Ballots were mailed to 14,588 members, with 4,320 casting ballots before the AHA constitution deadline of November 1. This was 1,845 more than the 2004 election and 29.6 percent of the total receiving ballots. This was the highest level of participation in an AHA election in more than two decades. As a point of comparison, in a recent survey of seven major associations of the approximate size as the AHA, the range of election participation rates varied from 11 to 50 percent, with the median 24 percent.

The 2005 election marked the first year that AHA members had the opportunity to vote online to elect the Association’s officers. The AHA selected Election Services Corporation of Garden City, NY to prepare and distribute election ballots to AHA members and to receive, validate, and tally the votes. Since this was a significant change in the Association’s traditional balloting process, members who furnished valid e-mail addresses and agreed toreceive messages were asked via e-mail poll their preference for online or paper ballot. 3,036 members opted to vote online. The remainder of AHA members received paper ballots, either because they did not have a valid e-mail address to receive the preference survey, did not respond to the survey, or selected to receive a paper ballot. Of the total number of members voting (4,320), 70 percent did so online.

All AHA members who opted to vote electronically received an e-mail message with a unique computer-generated user name and password, good only for the online balloting system. Once successfully logged in, members could read the election rules and link to the ballot, which were also linked to candidate biographies. Members who lacked a valid e-mail address, or who requested the paper ballot, were mailed a paper ballot no later than September 1. The procedures for paper ballots were essentially the same as in previous years: after filling out the ballot, members returned it to ESC, which entered the information into the system. In theory, a member could receive both an e-mail and a paper ballot. Since the system tracked whether someone voted, separate from their specific votes, the system accepted the first vote received and entered into the system from that voter (but without identifying the specific voter).
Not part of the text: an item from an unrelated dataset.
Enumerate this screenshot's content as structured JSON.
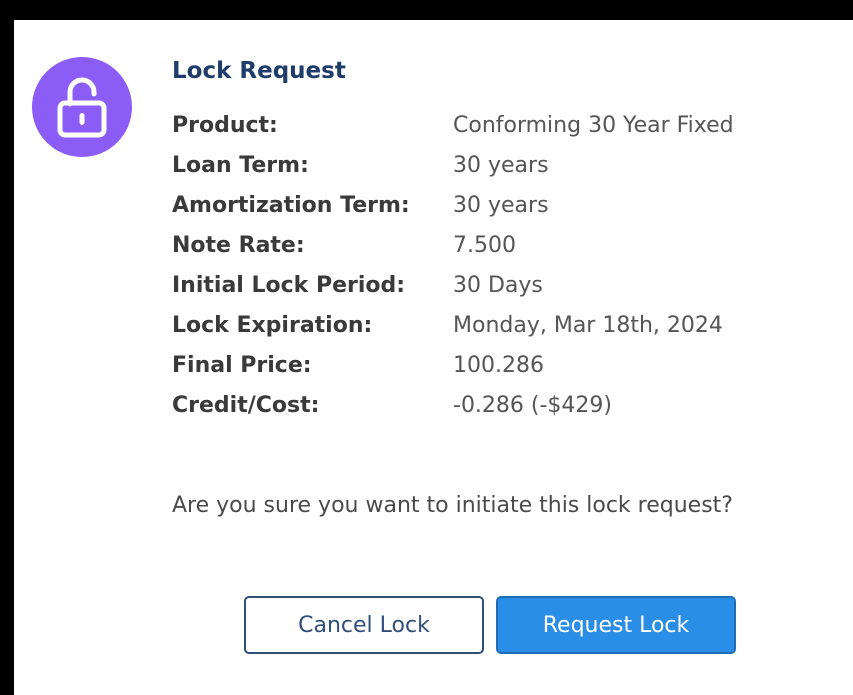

Individuals who renewed their membership or joined the AHA for the first time after the initial mailing of ballots were also allowed to vote in the election. Anyone who renewed or joined before October 17 was able to vote online or to request a paper ballot. Although no paper ballots were mailed after October 17 (because the remaining time would be insufficient for members to receive and return the ballots to ESC before the constitutional deadline of November 1), those who renewed or joined before October 17 could vote online until midnight of November 1.

The committee wishes to thank the staff of the Association, and especially Assistant Director Sharon K. Tune, for her consistent outstanding work and her expert guidance and advice, as well as her good cheer. Previous Nominating Committee reports have noted how she has helped each year’s committee to sort through our very complex processes, and we cannot emphasize enough that this was true this year as well. Finally, I would like to thank the other members of the committee and the members of the past two Nominating Committees. Their good humor, hard work, good judgment, and broad knowledge of the profession made it possible for us to work swiftly and effectively, and enjoy doing so. To have worked with them was a great opportunity.

Kenneth Pomeranz (University of California at Irvine) was chair of the 2005 Nominating Committee.